Charles D. Poston, “Father of Arizona”
Charles Debrille Poston (1825–1902) is considered the Father of Arizona due to his prominent role in procuring Arizona’s Territorial status. Poston was also one of the area’s first white explorers, arriving in 1853 on a mining exploration trip.
Exploration and Riches
Tales of the California Gold Rush drew Charles Poston, a young lawyer in Kentucky, west to find his fortune. Far from being a solitary prospector who relied on luck, Poston, the son of a printer, learned the fundamentals of mining from an office in California. He arrived in San Francisco in the early 1850s and received funding from French bankers to explore the land that would become the Arizona Territory—before the Gadsden Purchase had officially made these areas part of America! After several false starts (including a shipwreck near the Mexican port of Guaymas and being detained by Mexican authorities) he located Spanish mine workings near Ajo and other mines in what is now the Santa Cruz Valley in Pima County. On the same trip, he met the commander of Fort Yuma, Samuel Heintzelman, and helped to found Colorado City, now Yuma. Using Heintzelman’s connections and making several trips back east, he was able to put together the Sonora Exploring and Mining Company. He set up headquarters in Tubac in 1854 with Heintzelman as company president. His was the first mining company to invest capital and develop mines in the area.
Early on, Poston distinguished himself as a shrewd dweller in a wild place. His mining camp in the Cerro Colorado Mountains near Tubac, called the Heintzelman Mine (renamed the Silver Queen Mine), quickly grew to 800. By 1858, the camp employed over 1,000 Mexican miners and excavated an estimated $3,000 worth of silver a day. Poston ruled his outpost, importing a printing press, printing his own money (the currency was called boletas), performing marriages and even baptisms. In his memoirs, Poston reports, “We had no law but love and no occupation but labor. No government, no taxes, no public debt, no politics.”
In one anecdote, Father Macheboeuf, a Catholic priest, arrived from Santa Fe and declared all of the marriages performed by Poston to be illegal. In response, Poston reportedly “donated” $700 to the priest, who re-performed the wedding ceremonies.
Creating the Arizona Territory

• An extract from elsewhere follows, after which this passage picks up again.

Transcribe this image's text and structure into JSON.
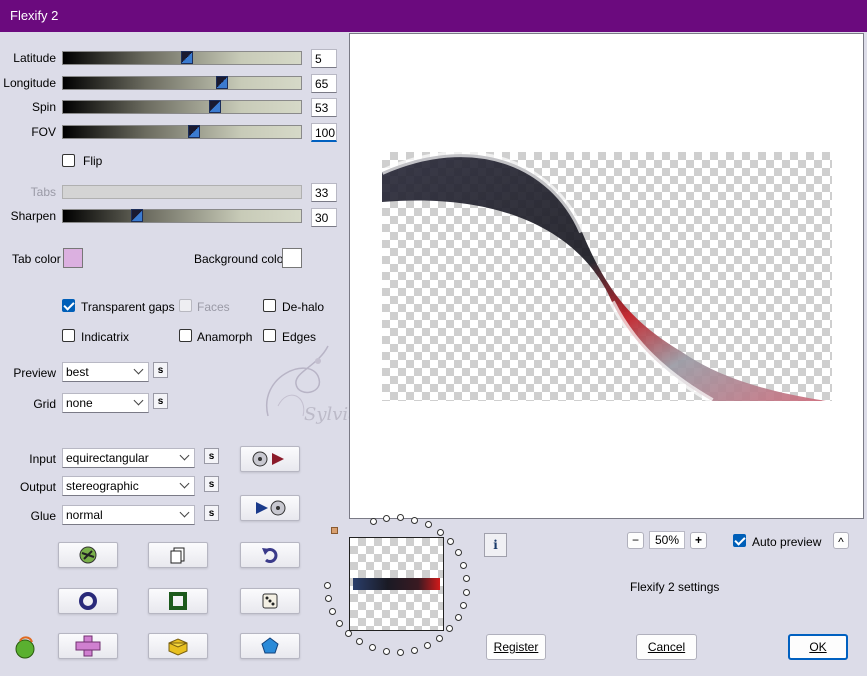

In 1861, rising tensions between miners and the Apache people forced abandonment of the settlement. Poston left after his brother was killed by Mexican outlaws. Poston went to Washington, D.C. where he became an aide for Heintzelman, now a General. Asked to help persuade President Lincoln to create the Arizona Territory, he threw himself into the task of convincing Washington of the worth and value of the area. In 1863, his efforts were successful, and President Lincoln signed the Arizona Territory into law.
Poston then returned to Arizona as the Territory’s first Superintendent of Indian Affairs, where he worked hard to resolve conflicts and improve relations between American Indians and the influx of Mexican and new American settlers. In July 1864, he was elected as Arizona’s first delegate to Congress (though he was defeated a few months later).
In 1868, Poston was invited to study agriculture and irrigation techniques in Asia as part of a special envoy. In India, he encountered Zoroastrianism, an ancient monotheistic faith founded in Persia, and became an ardent adherent to the religion. He stayed abroad until 1876, practicing law in England.
He returned to Arizona in 1877 to head the U.S. land office in Florence. From 1890 to 1895 he worked in Phoenix as agent of the Department of Agriculture. Poston helped establish the Society of Arizona Pioneers in 1886, which later became the Arizona Pioneer Historical Society and became part of the Arizona Historical Society.
Poston’s behavior became increasingly eccentric. Suffering the loss of several family members, he sank deep into poverty after leaving the Department of Agriculture. Noting his valuable service to the Territory, the Arizona Legislature voted to pay him a pension in 1899. Upon his death in 1902 he was buried in a pauper’s grave. In 1925 his remains were relocated to a pyramid-shaped monument near Florence, where he had planned to establish a Zoroastrian Temple of the Sun. The location, once known as Primrose Hill, is now named Poston’s Butte. Going north on State Route 79, a historical marker just north of the Gila River gives information about the pyramid on the top of Poston’s Butte and the man interred beneath it.